It’s a common observation that many native-born Americans could not pass the U.S. citizenship test. Our intense political divisions stem in large part from this worsening civic ignorance. People don’t know what our branches of government are, what they do, and why checks and balances are important. They don’t understand why the federal government and state governments should have different powers and why state laws can and should be different. Half of the time when you hear someone begin a sentence, “there ought to be a law that–” what follows will be spectacularly unconstitutional. This isn’t just yokels. Our constitution bars religious tests for office, but Senator Dianne Feinstein voted against the judicial nomination of Amy Coney Barrett, declaring, “the dogma lives loudly within you.” Roy Moore declared that Muslims should not serve in Congress, and his spokesman Ted Crockett publicly insisted that public officials are required to be sworn into office in a Bible. (They are not.) Crockett served three terms as a county commissioner.

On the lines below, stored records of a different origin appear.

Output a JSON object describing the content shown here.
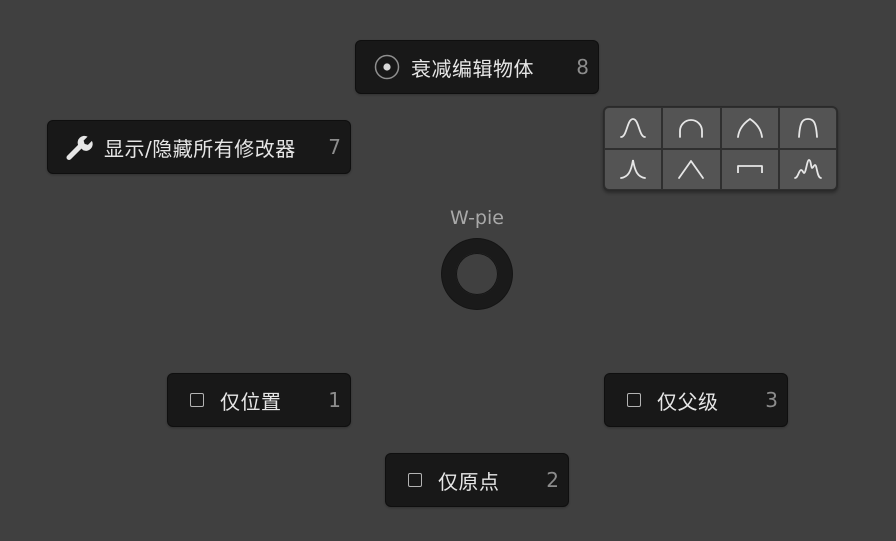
{
  "pie_menu": {
    "title": "W-pie",
    "items": {
      "falloff_edit": {
        "label": "衰减编辑物体",
        "hotkey": "8",
        "icon": "radio-dot-icon"
      },
      "toggle_modifiers": {
        "label": "显示/隐藏所有修改器",
        "hotkey": "7",
        "icon": "wrench-icon"
      },
      "location_only": {
        "label": "仅位置",
        "hotkey": "1",
        "icon": "checkbox-icon"
      },
      "parent_only": {
        "label": "仅父级",
        "hotkey": "3",
        "icon": "checkbox-icon"
      },
      "origin_only": {
        "label": "仅原点",
        "hotkey": "2",
        "icon": "checkbox-icon"
      }
    },
    "falloff_shapes": [
      "smooth-falloff-icon",
      "sphere-falloff-icon",
      "root-falloff-icon",
      "inverse-square-falloff-icon",
      "sharp-falloff-icon",
      "linear-falloff-icon",
      "constant-falloff-icon",
      "random-falloff-icon"
    ]
  },
  "colors": {
    "background": "#404040",
    "button_bg": "#181818",
    "text": "#e6e6e6",
    "hotkey": "#8c8c8c",
    "grid_cell": "#545454"
  }
}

I don’t want to “redefine American” – either to make the definition broader or narrower — until more citizens bother to crack open a book and educate themselves what “American” has traditionally meant and currently means.
Meanwhile, out in the Rest of the World
The lengthy essay above means I have to just give you the highlights of the past 24 hours: Planned Parenthood terminated the presidency of Leana Wen in the third trimester; a Clinton aide says Joe Biden is “dangerously close to using Republican talking points” when criticizing Medicaid for All; Thomas Friedman says that Democrats have good reason to fear that Trump could win reelection, and the fundraising numbers were terrible for every Democratic candidate not named Biden, Warren, Sanders, Harris, or Buttigieg.
ADDENDA: Whether or not you think it’s fair to call Trump “racist,” can anyone plausibly argue that Trump never draws conclusions about people based upon their ethnicity? Even after his declaration that Judge Curiel couldn’t be fair because he “is a Mexican”, his objection that Native Americans opening casinos “don’t look like Native Americans,” that Jeb Bush “has to like the Mexican illegals because of his wife,” that “I do like Ted Cruz, but not a lot of Evangelicals come out of Cuba,” and interrupting an intelligence briefing about Pakistan to ask a Korean-American briefer “where are you from?” and referring to her as the “pretty Korean lady”. . . Trump constantly draws conclusions about people based upon where they come from and what ethnicity they are. At some point we’re being dishonest with ourselves if we pretend it’s not happening.